We had plans to go to Disneyland in Shanghai and shopping in the city but all of that was derailed when three UCLA players were arrested for shoplifting. Suddenly our feel-good trip turned into me covering an international incident that would involve Lavar Ball and Donald Trump around the clock for ESPN. I talked to Bill regularly in the hopes of adding some levity to covering a serious situation and he even mentioned me during the UCLA-Georgia Tech game on ESPN that had become an afterthought at that point.  

The following year Bill and I went back to E3 where he once again was the life of the party, taking photos with everyone who wanted one and once again defeating me in a game of Street Fighter.

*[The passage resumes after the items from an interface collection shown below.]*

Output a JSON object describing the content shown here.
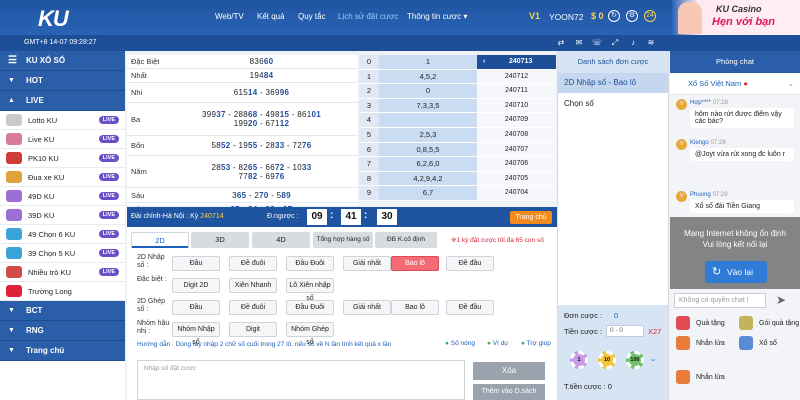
{
  "header": {
    "logo": "KU",
    "nav": [
      "Web/TV",
      "Kết quả",
      "Quy tắc",
      "Lịch sử đặt cược",
      "Thông tin cược"
    ],
    "nav_caret": "▾",
    "vip": "V1",
    "username": "YOON72",
    "balance": "$ 0",
    "promo_line1": "KU Casino",
    "promo_line2": "Hẹn với bạn",
    "badge_24": "24"
  },
  "subheader": {
    "clock": "GMT+8 14-07 09:28:27"
  },
  "sidebar": {
    "title": "KU XỔ SỐ",
    "sections": [
      "HOT",
      "LIVE"
    ],
    "items": [
      {
        "label": "Lotto KU",
        "live": "LIVE",
        "color": "#c9c9c9"
      },
      {
        "label": "Live KU",
        "live": "LIVE",
        "color": "#d87b9c"
      },
      {
        "label": "PK10 KU",
        "live": "LIVE",
        "color": "#cf3b3b"
      },
      {
        "label": "Đua xe KU",
        "live": "LIVE",
        "color": "#e0a23a"
      },
      {
        "label": "49D KU",
        "live": "LIVE",
        "color": "#9b6fd6"
      },
      {
        "label": "39D KU",
        "live": "LIVE",
        "color": "#9b6fd6"
      },
      {
        "label": "49 Chọn 6 KU",
        "live": "LIVE",
        "color": "#3aa4d9"
      },
      {
        "label": "39 Chọn 5 KU",
        "live": "LIVE",
        "color": "#3aa4d9"
      },
      {
        "label": "Nhiều trò KU",
        "live": "LIVE",
        "color": "#d24b4b"
      },
      {
        "label": "Trường Long",
        "live": "",
        "color": "#e0213a"
      }
    ],
    "bottom_sections": [
      "BCT",
      "RNG",
      "Trang chủ"
    ]
  },
  "results": [
    {
      "label": "Đặc Biệt",
      "lines": [
        [
          "836",
          "60"
        ]
      ]
    },
    {
      "label": "Nhất",
      "lines": [
        [
          "194",
          "84"
        ]
      ]
    },
    {
      "label": "Nhì",
      "lines": [
        [
          "615",
          "14"
        ],
        [
          " - 369",
          "96"
        ]
      ]
    },
    {
      "label": "Ba",
      "lines": [
        [
          "399",
          "37"
        ],
        [
          " - 288",
          "68"
        ],
        [
          " - 498",
          "15"
        ],
        [
          " - 861",
          "01"
        ],
        [
          "199",
          "20"
        ],
        [
          " - 671",
          "12"
        ]
      ]
    },
    {
      "label": "Bốn",
      "lines": [
        [
          "58",
          "52"
        ],
        [
          " - 19",
          "55"
        ],
        [
          " - 28",
          "33"
        ],
        [
          " - 72",
          "76"
        ]
      ]
    },
    {
      "label": "Năm",
      "lines": [
        [
          "28",
          "53"
        ],
        [
          " - 82",
          "65"
        ],
        [
          " - 66",
          "72"
        ],
        [
          " - 10",
          "33"
        ],
        [
          "77",
          "82"
        ],
        [
          " - 69",
          "76"
        ]
      ]
    },
    {
      "label": "Sáu",
      "lines": [
        [
          "3",
          "65"
        ],
        [
          " - 2",
          "70"
        ],
        [
          " - 5",
          "89"
        ]
      ]
    },
    {
      "label": "Bảy",
      "lines": [
        [
          "",
          "35"
        ],
        [
          " - ",
          "84"
        ],
        [
          " - ",
          "82"
        ],
        [
          " - ",
          "97"
        ]
      ]
    }
  ],
  "result_table": {
    "header_label": "240713",
    "header_nav": "‹",
    "rows": [
      {
        "a": "0",
        "b": "1",
        "c": ""
      },
      {
        "a": "1",
        "b": "4,5,2",
        "c": "240712"
      },
      {
        "a": "2",
        "b": "0",
        "c": "240711"
      },
      {
        "a": "3",
        "b": "7,3,3,5",
        "c": "240710"
      },
      {
        "a": "4",
        "b": "",
        "c": "240709"
      },
      {
        "a": "5",
        "b": "2,5,3",
        "c": "240708"
      },
      {
        "a": "6",
        "b": "0,8,5,5",
        "c": "240707"
      },
      {
        "a": "7",
        "b": "6,2,6,0",
        "c": "240706"
      },
      {
        "a": "8",
        "b": "4,2,9,4,2",
        "c": "240705"
      },
      {
        "a": "9",
        "b": "6,7",
        "c": "240704"
      }
    ]
  },
  "countdown": {
    "region": "Đài chính-Hà Nội : Kỳ",
    "period": "240714",
    "label": "Đ.ngược :",
    "hh": "09",
    "mm": "41",
    "ss": "30",
    "button": "Trang chủ"
  },
  "bet": {
    "tabs": [
      "2D",
      "3D",
      "4D",
      "Tổng hợp hàng số",
      "ĐB K.cố định"
    ],
    "warning": "※1 kỳ đặt cược tối đa 65 con số",
    "rows": [
      {
        "label": "2D Nhập số :",
        "buttons": [
          "Đầu",
          "Đề đuôi",
          "Đầu Đuôi",
          "Giải nhất",
          "Bao lô",
          "Đề đầu"
        ]
      },
      {
        "label": "Đặc biệt :",
        "buttons": [
          "Digit 2D",
          "Xiên Nhanh",
          "Lô Xiên nhập số"
        ]
      },
      {
        "label": "2D Ghép số :",
        "buttons": [
          "Đầu",
          "Đề đuôi",
          "Đầu Đuôi",
          "Giải nhất",
          "Bao lô",
          "Đề đầu"
        ]
      },
      {
        "label": "Nhóm hậu nhị :",
        "buttons": [
          "Nhóm Nhập số",
          "Digit",
          "Nhóm Ghép số"
        ]
      }
    ],
    "hint": "Hướng dẫn : Dùng tay nhập 2 chữ số cuối trong 27 lô, nếu số về N lần tính kết quả x lần",
    "links": [
      "Số nóng",
      "Ví dụ",
      "Trợ giúp"
    ],
    "textarea_placeholder": "Nhập số đặt cược",
    "delete_btn": "Xóa",
    "add_btn": "Thêm vào D.sách"
  },
  "order": {
    "header": "Danh sách đơn cược",
    "tab": "2D Nhập số - Bao lô",
    "choose": "Chọn số",
    "don_label": "Đơn cược :",
    "don_value": "0",
    "tien_label": "Tiền cược :",
    "tien_placeholder": "0 - 0",
    "multiplier": "X27",
    "total_label": "T.tiền cược :",
    "total_value": "0",
    "chips": [
      {
        "value": "1",
        "color": "#c59ce6"
      },
      {
        "value": "10",
        "color": "#f0c63b"
      },
      {
        "value": "100",
        "color": "#6cc36b"
      }
    ]
  },
  "chat": {
    "header": "Phòng chat",
    "room": "Xổ Số Việt Nam",
    "messages": [
      {
        "name": "Hợp****",
        "time": "07:28",
        "text": "hôm nào rứt được điểm vậy các bác?"
      },
      {
        "name": "Kiengo",
        "time": "07:28",
        "text": "@Joyt vừa rút xong đc luôn r"
      },
      {
        "name": "Phuong",
        "time": "07:29",
        "text": "Xổ số đài Tiền Giang"
      }
    ],
    "overlay_line1": "Mạng Internet không ổn định",
    "overlay_line2": "Vui lòng kết nối lại",
    "reconnect": "Vào lại",
    "input_placeholder": "Không có quyền chat !",
    "gift1": "Quà tặng",
    "gift2": "Gói quà tặng",
    "lottery1": "Nhắn lửa",
    "lottery2": "Xổ số",
    "lottery3": "Nhắn lửa"
  }
}
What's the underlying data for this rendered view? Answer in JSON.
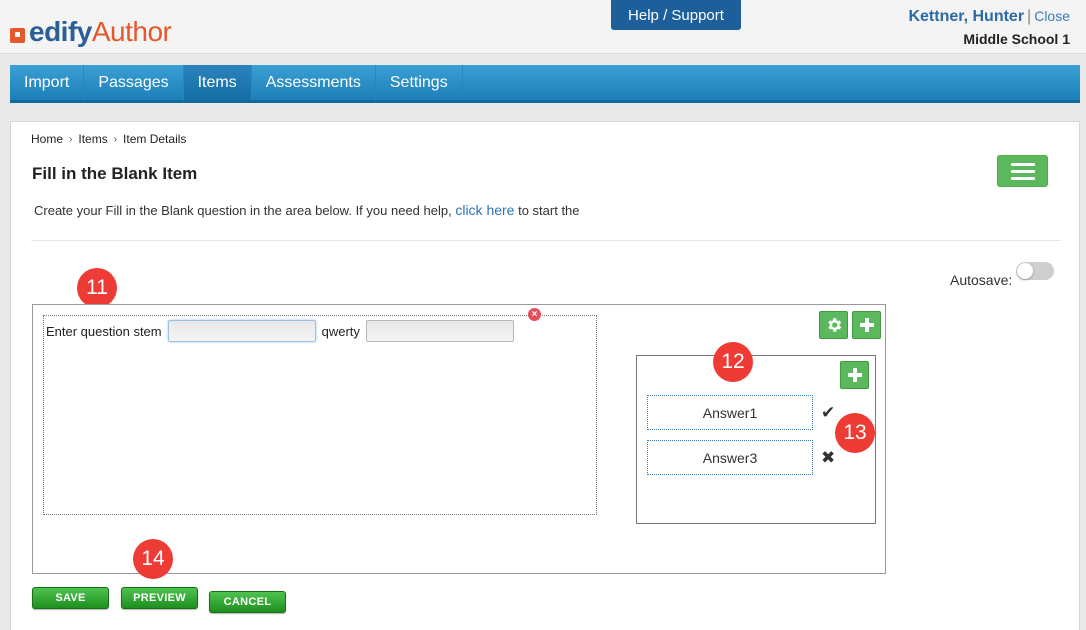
{
  "header": {
    "logo_edify": "edify",
    "logo_author": "Author",
    "help_label": "Help / Support",
    "user_name": "Kettner, Hunter",
    "close_label": "Close",
    "school": "Middle School 1"
  },
  "nav": {
    "items": [
      {
        "label": "Import"
      },
      {
        "label": "Passages"
      },
      {
        "label": "Items",
        "active": true
      },
      {
        "label": "Assessments"
      },
      {
        "label": "Settings"
      }
    ]
  },
  "breadcrumb": [
    "Home",
    "Items",
    "Item Details"
  ],
  "page": {
    "title": "Fill in the Blank Item",
    "instructions_before": "Create your Fill in the Blank question in the area below. If you need help,",
    "instructions_link": "click here",
    "instructions_after": "to start the",
    "autosave_label": "Autosave:"
  },
  "editor": {
    "stem_text": "Enter question stem",
    "blank1_value": "",
    "middle_text": "qwerty",
    "blank2_value": "",
    "answers": [
      {
        "value": "Answer1",
        "status": "correct",
        "icon": "check-icon"
      },
      {
        "value": "Answer3",
        "status": "incorrect",
        "icon": "times-icon"
      }
    ]
  },
  "markers": [
    "11",
    "12",
    "13",
    "14"
  ],
  "buttons": {
    "save": "SAVE",
    "preview": "PREVIEW",
    "cancel": "CANCEL"
  },
  "colors": {
    "brand_blue": "#2a5f96",
    "brand_orange": "#e4582b",
    "nav_blue": "#1d7fb8",
    "green": "#5cb85c",
    "marker_red": "#ee3b36"
  }
}
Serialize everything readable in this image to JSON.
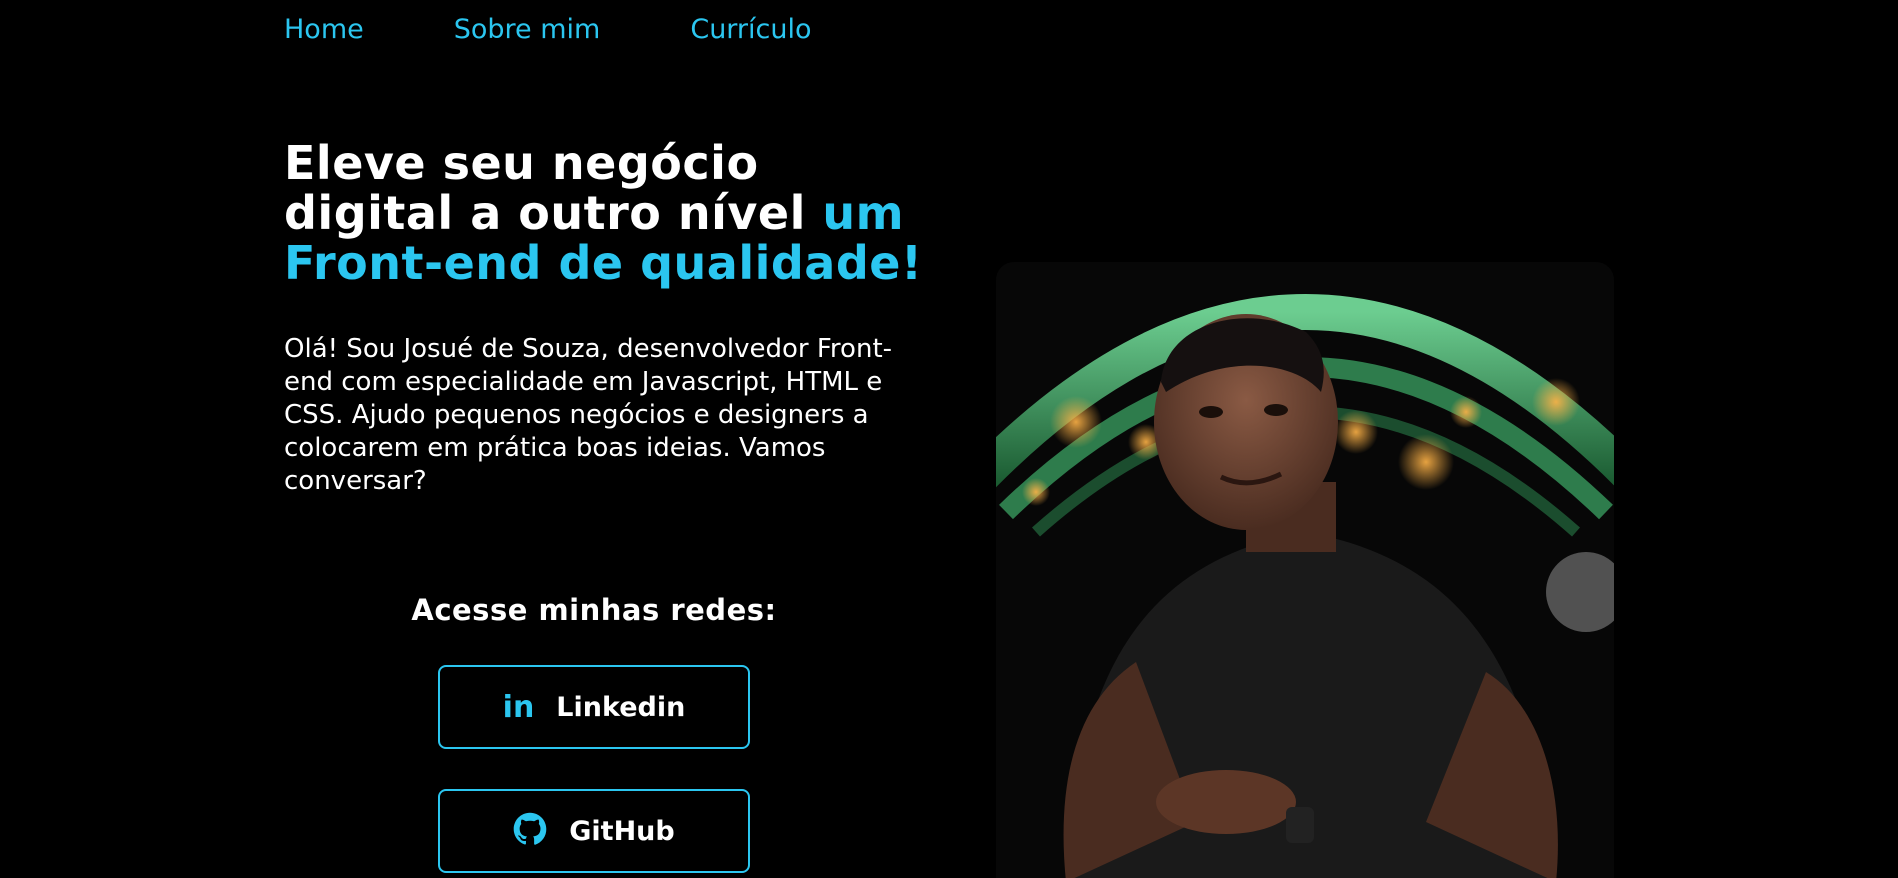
{
  "nav": {
    "items": [
      {
        "label": "Home"
      },
      {
        "label": "Sobre mim"
      },
      {
        "label": "Currículo"
      }
    ]
  },
  "hero": {
    "headline_white": "Eleve seu negócio digital a outro nível",
    "headline_accent": "um Front-end de qualidade!",
    "intro": "Olá! Sou Josué de Souza, desenvolvedor Front-end com especialidade em Javascript, HTML e CSS. Ajudo pequenos negócios e designers a colocarem em prática boas ideias. Vamos conversar?"
  },
  "socials": {
    "title": "Acesse minhas redes:",
    "linkedin": {
      "label": "Linkedin",
      "icon": "linkedin-icon"
    },
    "github": {
      "label": "GitHub",
      "icon": "github-icon"
    }
  },
  "colors": {
    "background": "#000000",
    "accent": "#2bc6f0",
    "text": "#ffffff"
  }
}
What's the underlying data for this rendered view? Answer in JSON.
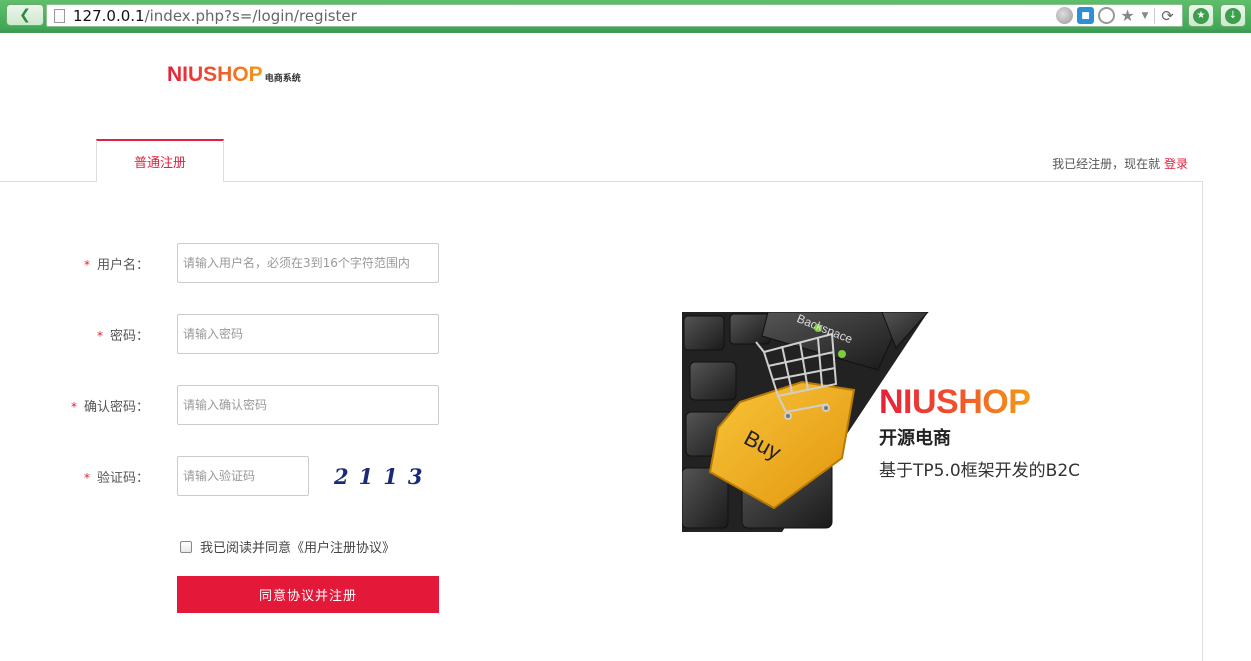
{
  "browser": {
    "url_host": "127.0.0.1",
    "url_path": "/index.php?s=/login/register"
  },
  "logo": {
    "main": "NIUSHOP",
    "sub": "电商系统"
  },
  "tabs": [
    {
      "label": "普通注册"
    }
  ],
  "login_hint": {
    "text": "我已经注册，现在就",
    "link": "登录"
  },
  "form": {
    "required_mark": "*",
    "username": {
      "label": "用户名：",
      "placeholder": "请输入用户名，必须在3到16个字符范围内"
    },
    "password": {
      "label": "密码：",
      "placeholder": "请输入密码"
    },
    "confirm_password": {
      "label": "确认密码：",
      "placeholder": "请输入确认密码"
    },
    "captcha": {
      "label": "验证码：",
      "placeholder": "请输入验证码",
      "image_text": "2113"
    },
    "agreement": "我已阅读并同意《用户注册协议》",
    "submit_label": "同意协议并注册"
  },
  "ad": {
    "brand": "NIUSHOP",
    "title": "开源电商",
    "desc": "基于TP5.0框架开发的B2C",
    "key_backspace": "Backspace",
    "key_buy": "Buy"
  },
  "colors": {
    "accent": "#e4193a",
    "chrome": "#4cb35c"
  }
}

We made plans later that year to play videos games in the tee-pee in his backyard. It never came to fruition but the standing offer was one of my favorite stories about Bill. He was a big kid at heart who lived life to the fullest. Whenever I would see Bill, he would bring up our trip to China and one day playing video games in the tee-pee in his backyard. I laughed whenever he would bring it up but he would remind me that he was serious. I’ll always regret never taking him up on that offer but I’ll always remember our adventures together and how much joy he gave me and everyone around him. He was one of a kind. There will never be another Bill Walton. Rest in peace, my friend.